>>>>
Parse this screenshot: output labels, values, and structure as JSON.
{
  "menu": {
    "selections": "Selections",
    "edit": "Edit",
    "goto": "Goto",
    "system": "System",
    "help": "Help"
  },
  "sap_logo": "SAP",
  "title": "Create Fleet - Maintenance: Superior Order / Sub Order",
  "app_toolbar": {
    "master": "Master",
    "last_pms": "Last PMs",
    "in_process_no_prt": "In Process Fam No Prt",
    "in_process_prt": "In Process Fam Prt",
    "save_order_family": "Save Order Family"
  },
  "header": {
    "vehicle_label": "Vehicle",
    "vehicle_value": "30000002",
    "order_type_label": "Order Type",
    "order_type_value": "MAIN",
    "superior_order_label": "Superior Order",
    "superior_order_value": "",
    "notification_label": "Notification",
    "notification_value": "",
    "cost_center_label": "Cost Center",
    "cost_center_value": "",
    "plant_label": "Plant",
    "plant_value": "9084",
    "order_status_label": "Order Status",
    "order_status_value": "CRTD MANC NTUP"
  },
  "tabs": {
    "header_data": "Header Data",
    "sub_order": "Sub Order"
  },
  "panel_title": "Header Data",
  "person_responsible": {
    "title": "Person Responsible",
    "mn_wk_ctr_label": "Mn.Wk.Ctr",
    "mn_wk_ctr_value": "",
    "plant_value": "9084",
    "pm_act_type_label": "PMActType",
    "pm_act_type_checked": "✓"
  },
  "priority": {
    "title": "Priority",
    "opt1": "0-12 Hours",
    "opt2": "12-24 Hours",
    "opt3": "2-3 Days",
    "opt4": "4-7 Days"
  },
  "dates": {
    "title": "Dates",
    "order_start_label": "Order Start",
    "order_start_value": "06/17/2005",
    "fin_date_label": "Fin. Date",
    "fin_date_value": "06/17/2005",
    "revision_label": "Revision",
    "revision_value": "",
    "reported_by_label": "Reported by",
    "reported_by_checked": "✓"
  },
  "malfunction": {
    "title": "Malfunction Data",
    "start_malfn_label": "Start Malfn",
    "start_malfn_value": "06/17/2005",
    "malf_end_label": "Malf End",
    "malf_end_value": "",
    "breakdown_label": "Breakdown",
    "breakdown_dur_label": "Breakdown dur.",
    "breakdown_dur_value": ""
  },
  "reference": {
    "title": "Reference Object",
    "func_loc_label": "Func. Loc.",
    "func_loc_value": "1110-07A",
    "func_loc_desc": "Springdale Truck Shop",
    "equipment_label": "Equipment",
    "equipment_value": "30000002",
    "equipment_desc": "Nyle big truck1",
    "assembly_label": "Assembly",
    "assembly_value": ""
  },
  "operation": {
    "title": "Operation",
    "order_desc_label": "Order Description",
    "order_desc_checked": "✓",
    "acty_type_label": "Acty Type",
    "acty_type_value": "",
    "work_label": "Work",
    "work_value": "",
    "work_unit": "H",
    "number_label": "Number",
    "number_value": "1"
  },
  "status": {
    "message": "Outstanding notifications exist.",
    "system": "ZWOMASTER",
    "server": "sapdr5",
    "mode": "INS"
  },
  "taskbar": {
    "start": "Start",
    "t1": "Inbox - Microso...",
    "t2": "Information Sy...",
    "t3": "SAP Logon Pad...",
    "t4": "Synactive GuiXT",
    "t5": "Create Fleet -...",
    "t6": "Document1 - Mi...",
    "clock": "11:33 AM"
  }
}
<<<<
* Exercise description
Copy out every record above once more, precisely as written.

* Response area
Parse this screenshot: output labels, values, and structure as JSON.
{
  "menu": {
    "selections": "Selections",
    "edit": "Edit",
    "goto": "Goto",
    "system": "System",
    "help": "Help"
  },
  "sap_logo": "SAP",
  "title": "Create Fleet - Maintenance: Superior Order / Sub Order",
  "app_toolbar": {
    "master": "Master",
    "last_pms": "Last PMs",
    "in_process_no_prt": "In Process Fam No Prt",
    "in_process_prt": "In Process Fam Prt",
    "save_order_family": "Save Order Family"
  },
  "header": {
    "vehicle_label": "Vehicle",
    "vehicle_value": "30000002",
    "order_type_label": "Order Type",
    "order_type_value": "MAIN",
    "superior_order_label": "Superior Order",
    "superior_order_value": "",
    "notification_label": "Notification",
    "notification_value": "",
    "cost_center_label": "Cost Center",
    "cost_center_value": "",
    "plant_label": "Plant",
    "plant_value": "9084",
    "order_status_label": "Order Status",
    "order_status_value": "CRTD MANC NTUP"
  },
  "tabs": {
    "header_data": "Header Data",
    "sub_order": "Sub Order"
  },
  "panel_title": "Header Data",
  "person_responsible": {
    "title": "Person Responsible",
    "mn_wk_ctr_label": "Mn.Wk.Ctr",
    "mn_wk_ctr_value": "",
    "plant_value": "9084",
    "pm_act_type_label": "PMActType",
    "pm_act_type_checked": "✓"
  },
  "priority": {
    "title": "Priority",
    "opt1": "0-12 Hours",
    "opt2": "12-24 Hours",
    "opt3": "2-3 Days",
    "opt4": "4-7 Days"
  },
  "dates": {
    "title": "Dates",
    "order_start_label": "Order Start",
    "order_start_value": "06/17/2005",
    "fin_date_label": "Fin. Date",
    "fin_date_value": "06/17/2005",
    "revision_label": "Revision",
    "revision_value": "",
    "reported_by_label": "Reported by",
    "reported_by_checked": "✓"
  },
  "malfunction": {
    "title": "Malfunction Data",
    "start_malfn_label": "Start Malfn",
    "start_malfn_value": "06/17/2005",
    "malf_end_label": "Malf End",
    "malf_end_value": "",
    "breakdown_label": "Breakdown",
    "breakdown_dur_label": "Breakdown dur.",
    "breakdown_dur_value": ""
  },
  "reference": {
    "title": "Reference Object",
    "func_loc_label": "Func. Loc.",
    "func_loc_value": "1110-07A",
    "func_loc_desc": "Springdale Truck Shop",
    "equipment_label": "Equipment",
    "equipment_value": "30000002",
    "equipment_desc": "Nyle big truck1",
    "assembly_label": "Assembly",
    "assembly_value": ""
  },
  "operation": {
    "title": "Operation",
    "order_desc_label": "Order Description",
    "order_desc_checked": "✓",
    "acty_type_label": "Acty Type",
    "acty_type_value": "",
    "work_label": "Work",
    "work_value": "",
    "work_unit": "H",
    "number_label": "Number",
    "number_value": "1"
  },
  "status": {
    "message": "Outstanding notifications exist.",
    "system": "ZWOMASTER",
    "server": "sapdr5",
    "mode": "INS"
  },
  "taskbar": {
    "start": "Start",
    "t1": "Inbox - Microso...",
    "t2": "Information Sy...",
    "t3": "SAP Logon Pad...",
    "t4": "Synactive GuiXT",
    "t5": "Create Fleet -...",
    "t6": "Document1 - Mi...",
    "clock": "11:33 AM"
  }
}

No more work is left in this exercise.